The granulocytes in neutropenia 1 (GIN 1) study: a safety study of granulocytes collected from whole blood and stored in additive solution and plasma.
Massey E., Harding K., Kahan BC., Llewelyn C., Wynn R., Moppett J., Robinson SP., Green A., Lucas G., Sadani D., Liakopoulou E., Bolton-Maggs P., Marks DI., Stanworth S.

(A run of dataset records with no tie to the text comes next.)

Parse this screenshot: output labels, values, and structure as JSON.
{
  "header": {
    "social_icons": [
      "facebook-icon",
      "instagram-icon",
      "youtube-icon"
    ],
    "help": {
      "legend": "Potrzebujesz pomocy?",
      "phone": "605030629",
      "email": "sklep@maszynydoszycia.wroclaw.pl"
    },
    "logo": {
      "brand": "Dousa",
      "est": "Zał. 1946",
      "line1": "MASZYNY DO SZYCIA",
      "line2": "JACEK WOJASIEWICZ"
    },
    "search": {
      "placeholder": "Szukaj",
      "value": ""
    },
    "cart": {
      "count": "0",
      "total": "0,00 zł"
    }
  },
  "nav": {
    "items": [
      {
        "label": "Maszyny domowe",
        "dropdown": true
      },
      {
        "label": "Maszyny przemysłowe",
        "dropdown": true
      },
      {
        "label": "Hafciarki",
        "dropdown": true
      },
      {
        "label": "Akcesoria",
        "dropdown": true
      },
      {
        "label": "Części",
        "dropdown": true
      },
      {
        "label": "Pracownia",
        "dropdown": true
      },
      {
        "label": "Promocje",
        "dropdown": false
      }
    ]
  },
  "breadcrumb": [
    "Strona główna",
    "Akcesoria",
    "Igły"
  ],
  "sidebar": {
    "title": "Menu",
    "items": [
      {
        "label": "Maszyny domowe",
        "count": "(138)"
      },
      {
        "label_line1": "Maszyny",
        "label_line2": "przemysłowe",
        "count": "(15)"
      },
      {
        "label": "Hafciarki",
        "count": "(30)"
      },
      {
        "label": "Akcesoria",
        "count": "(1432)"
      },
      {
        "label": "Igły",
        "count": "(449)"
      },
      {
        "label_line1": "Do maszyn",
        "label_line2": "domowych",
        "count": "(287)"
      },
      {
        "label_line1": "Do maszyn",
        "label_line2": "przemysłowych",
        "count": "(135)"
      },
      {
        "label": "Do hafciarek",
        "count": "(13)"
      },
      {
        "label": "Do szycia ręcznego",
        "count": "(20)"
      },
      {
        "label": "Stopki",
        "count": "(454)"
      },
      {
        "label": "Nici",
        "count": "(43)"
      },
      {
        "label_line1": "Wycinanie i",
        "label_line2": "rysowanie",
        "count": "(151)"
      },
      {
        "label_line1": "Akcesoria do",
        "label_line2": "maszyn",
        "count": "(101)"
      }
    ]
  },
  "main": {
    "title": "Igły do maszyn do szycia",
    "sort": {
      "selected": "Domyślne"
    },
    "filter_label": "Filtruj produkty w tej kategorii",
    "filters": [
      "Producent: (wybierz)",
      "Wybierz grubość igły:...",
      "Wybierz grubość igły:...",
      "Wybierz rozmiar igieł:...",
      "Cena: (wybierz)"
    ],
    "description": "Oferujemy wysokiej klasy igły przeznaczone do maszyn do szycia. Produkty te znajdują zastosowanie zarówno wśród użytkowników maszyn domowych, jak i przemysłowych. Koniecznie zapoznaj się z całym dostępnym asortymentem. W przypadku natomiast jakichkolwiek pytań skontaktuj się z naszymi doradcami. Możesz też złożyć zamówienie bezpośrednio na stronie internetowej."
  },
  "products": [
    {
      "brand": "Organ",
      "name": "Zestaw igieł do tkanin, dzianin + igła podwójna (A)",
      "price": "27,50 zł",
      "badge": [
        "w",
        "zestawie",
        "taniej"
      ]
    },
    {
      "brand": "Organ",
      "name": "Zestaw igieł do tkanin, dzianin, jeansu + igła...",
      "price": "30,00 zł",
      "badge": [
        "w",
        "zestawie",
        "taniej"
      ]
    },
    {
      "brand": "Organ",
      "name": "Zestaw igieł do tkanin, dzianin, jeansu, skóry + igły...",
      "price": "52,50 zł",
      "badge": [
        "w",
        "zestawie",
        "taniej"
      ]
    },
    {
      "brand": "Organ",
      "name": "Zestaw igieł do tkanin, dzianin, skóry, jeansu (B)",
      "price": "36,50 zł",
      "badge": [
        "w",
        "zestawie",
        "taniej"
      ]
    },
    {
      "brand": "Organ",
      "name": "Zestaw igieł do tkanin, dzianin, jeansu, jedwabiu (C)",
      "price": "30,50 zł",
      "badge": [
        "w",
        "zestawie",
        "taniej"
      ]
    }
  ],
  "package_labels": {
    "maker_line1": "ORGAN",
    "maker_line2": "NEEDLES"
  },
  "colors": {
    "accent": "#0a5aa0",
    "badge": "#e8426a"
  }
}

OBJECTIVE/AIM: To evaluate the safety of transfusing pooled, whole blood-derived granulocytes in additive solution and plasma (GASP) in 30 recipients. BACKGROUND: Demand for granulocytes in England has increased five-fold. With the advantages of reduced red cell, plasma and overall volume, GASP maintains function in vitro. METHODS AND MATERIALS: Observations were recorded prior to and post transfusion. Increments were recorded at 1 h and the following morning. Leucocyte antibody screening was undertaken prior to and at 1-6 months following transfusion. RESULTS: Thirty patients aged between 8 months and 68 years received 221 GASP in 148 transfusion episodes. GASP contained an average of 1.0 × 10(10) granulocytes in 207 mL. Adults usually received two packs and children 10-20 mL kg(-1). Children and adults received a median [interquartile range (IQR)] dose of 12.5 (9.1-25.3) and 19.7 (12.0-25.8) × 10(9) granulocytes per transfusion, respectively. There was one episode of transfusion-associated circulatory overload (TACO) in a patient with chronic cardiac failure following 600 mL of unpooled granulocytes, other fluids and one GASP. New leucocyte alloimmunisation occurred in 3/30 recipients 10%. No other significant reactions were reported. Median peripheral blood neutrophil increments at 1 h post transfusion were 0.06 (IQR, 0.01-0.17) in children and (0.03) (IQR, 0-0.16) in adults. CONCLUSION: GASP has a similar safety profile to other sources of granulocytes for patients with refractory infection or in need of secondary prophylactic transfusion. Further studies are required to clarify the role of GASP in the treatment of neutropenic patients.